HELE had been in a long downtrend and seemed a prime candidate for a short sell. On the first trading day of 2009, HELE reached a high of $17.92 and closed the day down at $17.69. Since then it had lost half its value to a low of $8.55 on 9 March. That afternoon, however, Standard & Poors announced that HELE would be added to the S&P 600 index of small-cap stocks, which gave it a boost over the next three days to just below the 50-day moving average. I attributed that high-volume surge to institutional buyers — mutual funds and the like — taking positions to reflect the S&P 600 index. I shorted HELE, thinking most of the institutional buying was probably over, and HELE would revert back down to the trend line.


HELE 2009 year-to-date HELE 2009 year-to-date

How wrong I had been about that institutional buying! Yesterday, almost 2.8 million shares of HELE — average volume just over 300 thousand shares per day — changed hands, driving the price as high as $12.55 at one point.

Yikes! Market Edge upgraded HELE, saying "Stock shows Strongly Improving Conditions.... If you are Short this stock, consider covering or monitor stock closely.
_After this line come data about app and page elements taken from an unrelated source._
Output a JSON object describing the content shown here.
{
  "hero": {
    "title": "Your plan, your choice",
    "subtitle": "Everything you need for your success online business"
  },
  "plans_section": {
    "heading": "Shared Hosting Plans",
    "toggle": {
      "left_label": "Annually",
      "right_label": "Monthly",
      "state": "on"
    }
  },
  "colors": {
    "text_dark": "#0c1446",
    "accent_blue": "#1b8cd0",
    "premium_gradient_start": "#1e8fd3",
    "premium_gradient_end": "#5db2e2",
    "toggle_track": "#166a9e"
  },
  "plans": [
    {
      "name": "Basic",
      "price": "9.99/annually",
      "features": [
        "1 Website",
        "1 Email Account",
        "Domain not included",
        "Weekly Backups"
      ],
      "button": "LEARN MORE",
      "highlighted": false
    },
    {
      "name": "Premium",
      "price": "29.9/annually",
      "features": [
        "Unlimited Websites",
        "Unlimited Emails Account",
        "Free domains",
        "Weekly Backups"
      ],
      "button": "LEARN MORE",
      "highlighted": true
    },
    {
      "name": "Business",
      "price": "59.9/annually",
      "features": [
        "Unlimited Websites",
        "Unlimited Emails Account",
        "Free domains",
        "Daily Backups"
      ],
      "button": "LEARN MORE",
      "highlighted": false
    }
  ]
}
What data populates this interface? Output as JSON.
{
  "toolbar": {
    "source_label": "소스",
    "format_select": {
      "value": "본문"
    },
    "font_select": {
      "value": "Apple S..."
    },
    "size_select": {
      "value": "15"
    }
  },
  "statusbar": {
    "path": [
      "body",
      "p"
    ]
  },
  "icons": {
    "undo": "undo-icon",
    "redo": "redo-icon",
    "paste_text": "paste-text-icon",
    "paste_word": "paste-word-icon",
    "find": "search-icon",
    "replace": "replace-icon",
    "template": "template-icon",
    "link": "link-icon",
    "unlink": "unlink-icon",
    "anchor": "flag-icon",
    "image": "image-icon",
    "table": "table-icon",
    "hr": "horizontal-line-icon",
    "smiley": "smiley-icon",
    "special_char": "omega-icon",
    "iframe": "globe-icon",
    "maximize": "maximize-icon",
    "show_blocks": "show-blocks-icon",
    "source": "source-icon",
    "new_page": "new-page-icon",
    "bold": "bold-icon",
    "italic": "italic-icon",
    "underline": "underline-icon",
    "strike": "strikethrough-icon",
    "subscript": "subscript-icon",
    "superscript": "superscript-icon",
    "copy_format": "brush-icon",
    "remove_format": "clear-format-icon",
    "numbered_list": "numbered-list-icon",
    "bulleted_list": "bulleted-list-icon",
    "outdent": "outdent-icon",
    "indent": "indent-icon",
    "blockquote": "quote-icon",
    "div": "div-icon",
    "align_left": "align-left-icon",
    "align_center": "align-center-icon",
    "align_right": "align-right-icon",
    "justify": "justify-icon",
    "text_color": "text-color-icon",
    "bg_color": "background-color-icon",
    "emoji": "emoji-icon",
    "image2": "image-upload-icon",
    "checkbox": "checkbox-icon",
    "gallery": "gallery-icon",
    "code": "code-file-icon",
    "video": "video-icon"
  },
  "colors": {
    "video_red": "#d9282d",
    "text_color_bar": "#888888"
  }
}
Stock is an Early Entry Buy Candidate if stock closes above 11.09.

So now, folks who rely on Market Edge are doing their early buys, HELE being well above the Market Edge buy point.

What do do

horns of a dilemma

I am on the horns of a dilemma. Do I cover my bet and take a big loss? (I would have doubled-down on 1000 shares instead of 500!!) Or, do I "monitor closely" in hope that this rally is an anomaly and will soon turn into another down-cycle, but also run the sizeable risk of incurring an even larger loss?